▶ _Task details_: Copy each line of the material in which the word "icon" appears.

Available data Start Marker

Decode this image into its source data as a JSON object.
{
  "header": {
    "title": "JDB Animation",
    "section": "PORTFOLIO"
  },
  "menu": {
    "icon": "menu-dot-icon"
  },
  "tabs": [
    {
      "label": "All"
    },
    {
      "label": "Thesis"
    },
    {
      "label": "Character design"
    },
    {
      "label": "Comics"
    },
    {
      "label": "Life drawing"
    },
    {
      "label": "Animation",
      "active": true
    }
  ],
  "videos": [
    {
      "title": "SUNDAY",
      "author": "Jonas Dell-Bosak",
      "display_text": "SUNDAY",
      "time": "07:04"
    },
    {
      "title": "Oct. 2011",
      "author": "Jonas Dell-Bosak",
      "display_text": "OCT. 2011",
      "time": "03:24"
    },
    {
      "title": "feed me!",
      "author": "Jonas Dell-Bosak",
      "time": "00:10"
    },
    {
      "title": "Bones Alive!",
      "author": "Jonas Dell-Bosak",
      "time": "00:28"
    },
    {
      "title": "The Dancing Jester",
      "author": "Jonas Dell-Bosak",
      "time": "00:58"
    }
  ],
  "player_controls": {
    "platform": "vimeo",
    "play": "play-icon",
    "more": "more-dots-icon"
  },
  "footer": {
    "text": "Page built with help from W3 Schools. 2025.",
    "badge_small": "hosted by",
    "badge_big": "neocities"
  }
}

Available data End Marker
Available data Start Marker

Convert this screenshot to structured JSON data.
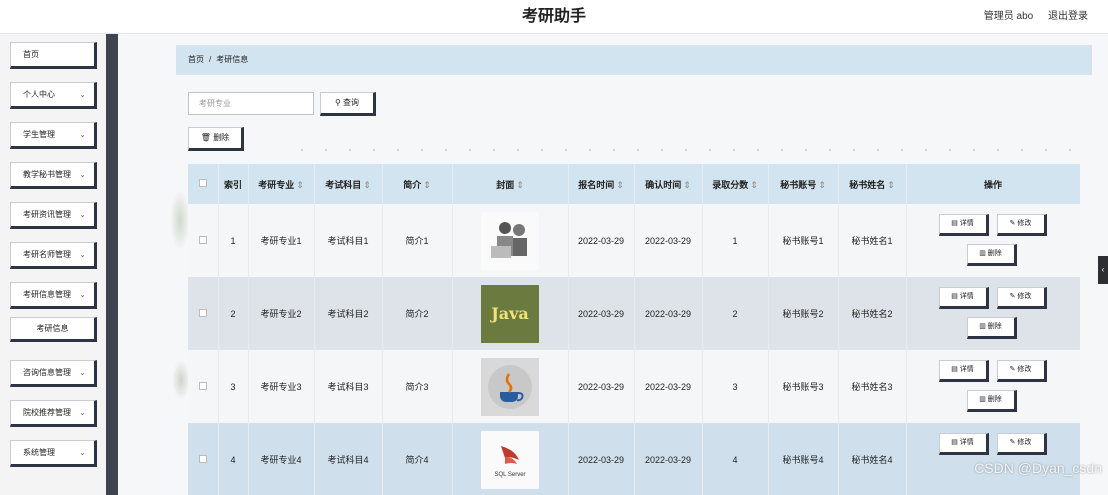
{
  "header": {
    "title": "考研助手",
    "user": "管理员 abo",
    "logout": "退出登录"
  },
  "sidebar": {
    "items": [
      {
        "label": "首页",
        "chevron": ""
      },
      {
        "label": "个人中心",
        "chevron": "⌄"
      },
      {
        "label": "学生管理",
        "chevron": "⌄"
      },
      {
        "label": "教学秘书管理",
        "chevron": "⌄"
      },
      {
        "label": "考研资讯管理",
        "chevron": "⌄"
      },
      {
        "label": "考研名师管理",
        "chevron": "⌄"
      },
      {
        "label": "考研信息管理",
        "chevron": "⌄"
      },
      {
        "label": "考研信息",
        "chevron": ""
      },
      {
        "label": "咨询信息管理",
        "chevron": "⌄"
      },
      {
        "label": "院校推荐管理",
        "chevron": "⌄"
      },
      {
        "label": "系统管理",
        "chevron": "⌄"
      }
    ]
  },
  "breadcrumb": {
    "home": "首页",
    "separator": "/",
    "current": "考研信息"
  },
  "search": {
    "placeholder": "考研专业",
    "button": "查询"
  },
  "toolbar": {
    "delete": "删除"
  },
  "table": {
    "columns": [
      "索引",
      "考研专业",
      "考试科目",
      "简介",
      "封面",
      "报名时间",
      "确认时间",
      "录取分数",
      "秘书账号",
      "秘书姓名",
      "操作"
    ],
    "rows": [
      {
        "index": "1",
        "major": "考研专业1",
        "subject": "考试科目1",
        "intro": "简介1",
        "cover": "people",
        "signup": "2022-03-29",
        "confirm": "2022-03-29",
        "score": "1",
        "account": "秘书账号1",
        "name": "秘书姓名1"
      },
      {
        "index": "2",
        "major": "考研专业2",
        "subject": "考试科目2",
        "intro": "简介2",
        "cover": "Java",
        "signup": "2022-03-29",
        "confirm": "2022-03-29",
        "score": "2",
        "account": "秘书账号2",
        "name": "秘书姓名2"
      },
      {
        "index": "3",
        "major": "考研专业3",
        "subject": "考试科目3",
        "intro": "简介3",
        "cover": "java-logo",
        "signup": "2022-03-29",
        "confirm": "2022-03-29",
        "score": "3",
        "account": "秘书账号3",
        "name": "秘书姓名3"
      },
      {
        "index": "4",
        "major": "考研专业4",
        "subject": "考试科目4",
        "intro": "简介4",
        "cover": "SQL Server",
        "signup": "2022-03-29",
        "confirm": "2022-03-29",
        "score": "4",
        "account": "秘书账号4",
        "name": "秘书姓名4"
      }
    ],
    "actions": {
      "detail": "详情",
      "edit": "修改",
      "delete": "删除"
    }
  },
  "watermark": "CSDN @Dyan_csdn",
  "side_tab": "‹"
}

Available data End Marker

▶ _Output for this exercise_:
    "icon": "menu-dot-icon"
    "play": "play-icon",
    "more": "more-dots-icon"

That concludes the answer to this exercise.